App and web page records:
= = = = =
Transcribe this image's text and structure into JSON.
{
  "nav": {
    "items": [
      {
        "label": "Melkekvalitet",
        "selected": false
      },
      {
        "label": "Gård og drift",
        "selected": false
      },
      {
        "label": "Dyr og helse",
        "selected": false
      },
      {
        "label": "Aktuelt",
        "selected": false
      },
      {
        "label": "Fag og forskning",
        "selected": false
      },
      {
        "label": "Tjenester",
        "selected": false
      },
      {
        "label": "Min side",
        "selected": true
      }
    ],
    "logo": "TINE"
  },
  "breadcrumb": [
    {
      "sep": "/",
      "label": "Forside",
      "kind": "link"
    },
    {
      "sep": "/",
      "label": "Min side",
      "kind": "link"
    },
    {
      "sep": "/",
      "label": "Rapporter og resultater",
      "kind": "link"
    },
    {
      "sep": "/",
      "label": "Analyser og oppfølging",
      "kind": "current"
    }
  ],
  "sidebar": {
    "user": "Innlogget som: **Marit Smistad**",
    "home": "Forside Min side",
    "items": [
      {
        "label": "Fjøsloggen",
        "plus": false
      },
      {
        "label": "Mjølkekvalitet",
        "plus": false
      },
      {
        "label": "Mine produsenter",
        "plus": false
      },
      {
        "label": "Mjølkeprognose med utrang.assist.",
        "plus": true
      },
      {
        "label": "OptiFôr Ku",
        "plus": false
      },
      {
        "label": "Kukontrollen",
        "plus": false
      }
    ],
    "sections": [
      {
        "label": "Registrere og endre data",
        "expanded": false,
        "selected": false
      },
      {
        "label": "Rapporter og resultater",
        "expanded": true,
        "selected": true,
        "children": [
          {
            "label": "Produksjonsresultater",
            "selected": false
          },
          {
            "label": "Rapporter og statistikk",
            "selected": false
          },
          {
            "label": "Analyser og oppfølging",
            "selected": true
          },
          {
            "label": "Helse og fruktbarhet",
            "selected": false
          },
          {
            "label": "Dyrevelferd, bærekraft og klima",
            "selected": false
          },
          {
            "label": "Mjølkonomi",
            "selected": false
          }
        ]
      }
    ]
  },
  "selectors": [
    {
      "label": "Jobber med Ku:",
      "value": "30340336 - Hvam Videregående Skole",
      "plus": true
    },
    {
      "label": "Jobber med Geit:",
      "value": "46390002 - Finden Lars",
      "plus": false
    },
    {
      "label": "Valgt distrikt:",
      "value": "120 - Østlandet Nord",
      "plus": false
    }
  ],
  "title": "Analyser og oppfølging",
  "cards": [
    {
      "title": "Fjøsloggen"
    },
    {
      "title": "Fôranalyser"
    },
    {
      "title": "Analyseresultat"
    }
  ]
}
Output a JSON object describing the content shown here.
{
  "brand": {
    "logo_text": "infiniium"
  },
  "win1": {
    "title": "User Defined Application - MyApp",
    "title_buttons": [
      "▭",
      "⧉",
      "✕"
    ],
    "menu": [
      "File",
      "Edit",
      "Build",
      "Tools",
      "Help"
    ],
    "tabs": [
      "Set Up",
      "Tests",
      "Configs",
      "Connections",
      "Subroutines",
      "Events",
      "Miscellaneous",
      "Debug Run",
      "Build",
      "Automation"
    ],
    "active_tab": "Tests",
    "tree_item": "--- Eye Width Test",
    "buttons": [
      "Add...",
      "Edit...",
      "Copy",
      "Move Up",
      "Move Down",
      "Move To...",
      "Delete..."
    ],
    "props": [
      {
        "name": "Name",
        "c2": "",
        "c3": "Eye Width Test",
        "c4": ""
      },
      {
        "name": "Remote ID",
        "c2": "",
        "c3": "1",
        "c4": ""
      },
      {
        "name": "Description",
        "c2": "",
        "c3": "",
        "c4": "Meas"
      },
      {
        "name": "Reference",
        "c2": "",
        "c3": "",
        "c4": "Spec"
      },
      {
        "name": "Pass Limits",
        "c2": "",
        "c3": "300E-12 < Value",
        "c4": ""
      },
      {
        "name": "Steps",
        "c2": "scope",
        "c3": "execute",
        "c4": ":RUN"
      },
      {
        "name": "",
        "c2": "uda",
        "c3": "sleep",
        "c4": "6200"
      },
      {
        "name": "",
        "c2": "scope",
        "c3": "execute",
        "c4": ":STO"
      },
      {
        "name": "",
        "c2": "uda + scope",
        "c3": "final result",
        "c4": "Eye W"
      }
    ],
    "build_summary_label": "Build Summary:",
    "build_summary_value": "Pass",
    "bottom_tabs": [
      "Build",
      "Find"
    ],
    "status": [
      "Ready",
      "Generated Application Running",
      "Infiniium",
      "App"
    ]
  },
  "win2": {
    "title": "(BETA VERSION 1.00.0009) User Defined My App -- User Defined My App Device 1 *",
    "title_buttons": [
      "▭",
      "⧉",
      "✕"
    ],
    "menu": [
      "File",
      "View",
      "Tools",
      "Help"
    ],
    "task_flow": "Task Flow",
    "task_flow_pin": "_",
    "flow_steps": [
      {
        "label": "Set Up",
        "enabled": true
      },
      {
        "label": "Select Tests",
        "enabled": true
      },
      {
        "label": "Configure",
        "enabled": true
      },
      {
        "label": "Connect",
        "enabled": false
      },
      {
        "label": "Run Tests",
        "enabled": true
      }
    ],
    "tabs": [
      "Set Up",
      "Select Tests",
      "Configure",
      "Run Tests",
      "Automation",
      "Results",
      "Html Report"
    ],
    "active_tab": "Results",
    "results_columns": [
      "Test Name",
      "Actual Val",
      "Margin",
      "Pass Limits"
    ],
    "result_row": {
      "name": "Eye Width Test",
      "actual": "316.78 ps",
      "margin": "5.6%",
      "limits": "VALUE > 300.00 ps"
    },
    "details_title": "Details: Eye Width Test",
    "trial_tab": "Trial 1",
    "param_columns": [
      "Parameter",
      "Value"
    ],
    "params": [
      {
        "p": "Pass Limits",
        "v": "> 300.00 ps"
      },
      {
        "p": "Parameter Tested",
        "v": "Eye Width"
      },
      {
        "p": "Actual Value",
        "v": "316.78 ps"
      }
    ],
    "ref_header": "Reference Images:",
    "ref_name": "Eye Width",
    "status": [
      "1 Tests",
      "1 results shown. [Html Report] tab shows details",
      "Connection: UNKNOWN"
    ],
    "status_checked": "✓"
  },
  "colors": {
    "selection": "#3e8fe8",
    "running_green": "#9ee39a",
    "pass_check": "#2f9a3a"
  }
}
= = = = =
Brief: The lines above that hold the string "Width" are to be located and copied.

Answer below:
    "tree_item": "--- Eye Width Test",
        "c3": "Eye Width Test",
      "name": "Eye Width Test",
    "details_title": "Details: Eye Width Test",
        "v": "Eye Width"
    "ref_name": "Eye Width",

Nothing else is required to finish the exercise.